Records shown Start Marker
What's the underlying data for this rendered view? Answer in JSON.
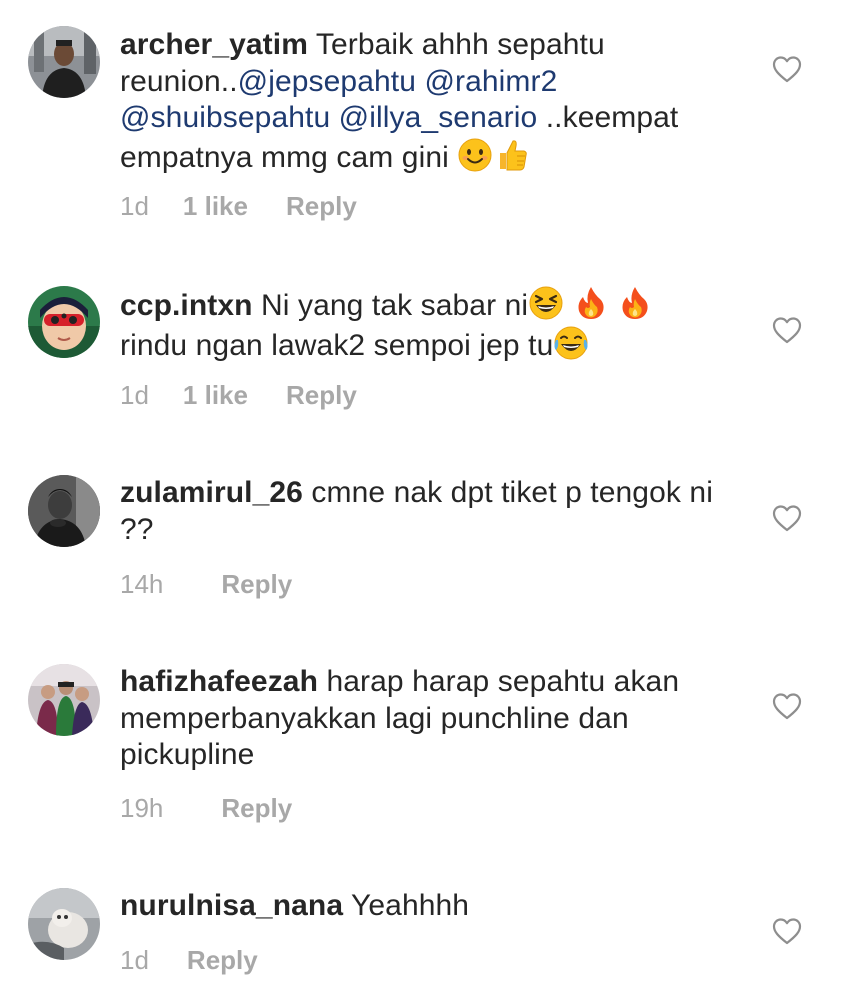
{
  "comments": [
    {
      "username": "archer_yatim",
      "text_1": " Terbaik ahhh sepahtu reunion..",
      "mention_1": "@jepsepahtu",
      "mention_2": "@rahimr2",
      "mention_3": "@shuibsepahtu",
      "mention_4": "@illya_senario",
      "text_2": " ..keempat empatnya mmg cam gini ",
      "emojis": [
        "smiling-face-emoji",
        "thumbs-up-emoji"
      ],
      "time": "1d",
      "likes": "1 like",
      "reply": "Reply"
    },
    {
      "username": "ccp.intxn",
      "text_1": " Ni yang tak sabar ni",
      "text_2": "rindu ngan lawak2 sempoi jep tu",
      "emojis": [
        "grinning-squinting-emoji",
        "fire-emoji",
        "fire-emoji",
        "tears-of-joy-emoji"
      ],
      "time": "1d",
      "likes": "1 like",
      "reply": "Reply"
    },
    {
      "username": "zulamirul_26",
      "text": " cmne nak dpt tiket p tengok ni ??",
      "time": "14h",
      "reply": "Reply"
    },
    {
      "username": "hafizhafeezah",
      "text": " harap harap sepahtu akan memperbanyakkan lagi punchline dan pickupline",
      "time": "19h",
      "reply": "Reply"
    },
    {
      "username": "nurulnisa_nana",
      "text": " Yeahhhh",
      "time": "1d",
      "reply": "Reply"
    }
  ],
  "colors": {
    "text": "#262626",
    "mention": "#1e3a70",
    "meta": "#a8a8a8",
    "heart_outline": "#8e8e8e"
  }
}
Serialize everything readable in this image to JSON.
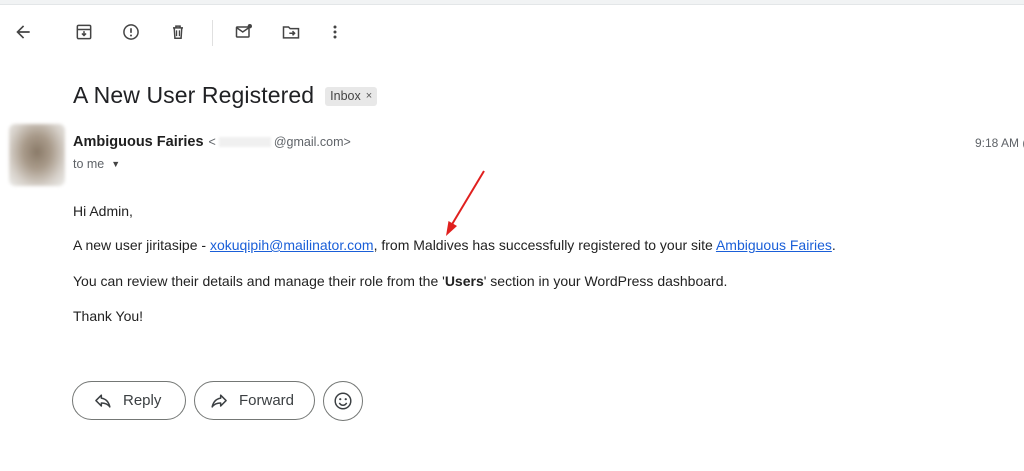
{
  "toolbar": {
    "back": "back-arrow-icon",
    "archive": "archive-icon",
    "spam": "report-spam-icon",
    "delete": "trash-icon",
    "unread": "mark-unread-icon",
    "move": "move-to-icon",
    "more": "more-vert-icon"
  },
  "email": {
    "subject": "A New User Registered",
    "label": "Inbox",
    "label_remove": "×",
    "sender_name": "Ambiguous Fairies",
    "sender_email_prefix": "<",
    "sender_email_domain": "@gmail.com>",
    "time": "9:18 AM (",
    "to": "to me",
    "caret": "▼",
    "body": {
      "greeting": "Hi Admin,",
      "line1_pre": "A new user jiritasipe - ",
      "line1_email": "xokuqipih@mailinator.com",
      "line1_mid": ", from Maldives has successfully registered to your site ",
      "line1_site": "Ambiguous Fairies",
      "line1_end": ".",
      "line2_pre": "You can review their details and manage their role from the '",
      "line2_bold": "Users",
      "line2_post": "' section in your WordPress dashboard.",
      "signoff": "Thank You!"
    }
  },
  "actions": {
    "reply": "Reply",
    "forward": "Forward",
    "emoji": "emoji-icon"
  },
  "colors": {
    "link": "#1a5fd8",
    "annotation_arrow": "#e0201e"
  }
}
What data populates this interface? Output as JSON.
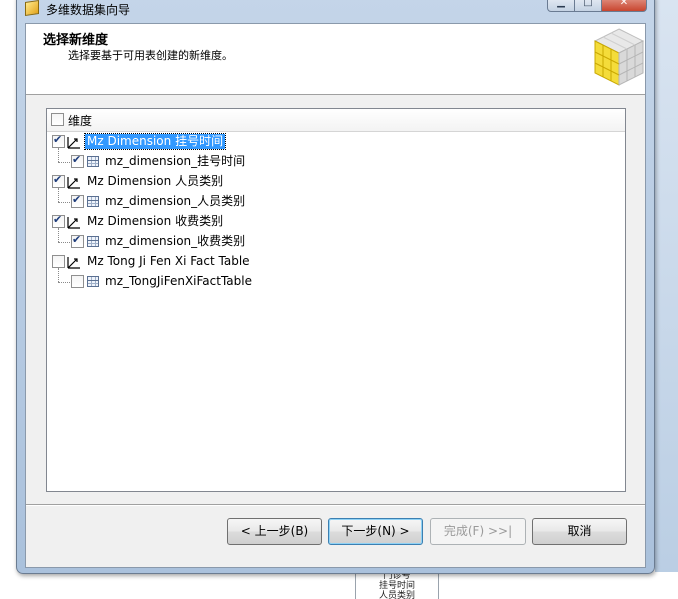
{
  "window": {
    "title": "多维数据集向导",
    "minimize_glyph": "▁",
    "maximize_glyph": "□",
    "close_glyph": "✕"
  },
  "header": {
    "title": "选择新维度",
    "subtitle": "选择要基于可用表创建的新维度。"
  },
  "panel": {
    "column_header": "维度",
    "column_checked": false
  },
  "tree": [
    {
      "type": "dimension",
      "label": "Mz Dimension 挂号时间",
      "checked": true,
      "selected": true,
      "child": {
        "type": "table",
        "label": "mz_dimension_挂号时间",
        "checked": true
      }
    },
    {
      "type": "dimension",
      "label": "Mz Dimension 人员类别",
      "checked": true,
      "selected": false,
      "child": {
        "type": "table",
        "label": "mz_dimension_人员类别",
        "checked": true
      }
    },
    {
      "type": "dimension",
      "label": "Mz Dimension 收费类别",
      "checked": true,
      "selected": false,
      "child": {
        "type": "table",
        "label": "mz_dimension_收费类别",
        "checked": true
      }
    },
    {
      "type": "dimension",
      "label": "Mz Tong Ji Fen Xi Fact Table",
      "checked": false,
      "selected": false,
      "child": {
        "type": "table",
        "label": "mz_TongJiFenXiFactTable",
        "checked": false
      }
    }
  ],
  "buttons": {
    "back": "< 上一步(B)",
    "next": "下一步(N) >",
    "finish": "完成(F) >>|",
    "cancel": "取消"
  },
  "background_doc": {
    "line1": "门诊号",
    "line2": "挂号时间",
    "line3": "人员类别"
  },
  "colors": {
    "selection": "#3399ff",
    "accent_cube": "#f2d21c"
  }
}
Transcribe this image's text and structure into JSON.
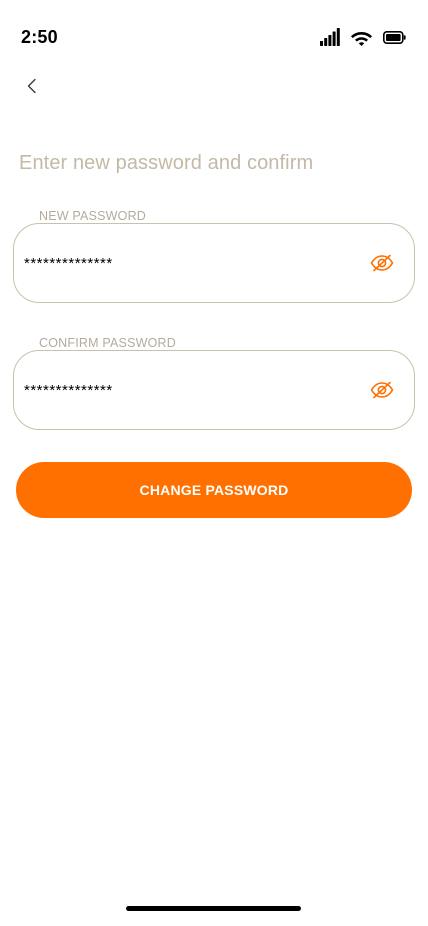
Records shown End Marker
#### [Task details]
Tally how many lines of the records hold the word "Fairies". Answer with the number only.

#### [Response to the task]
2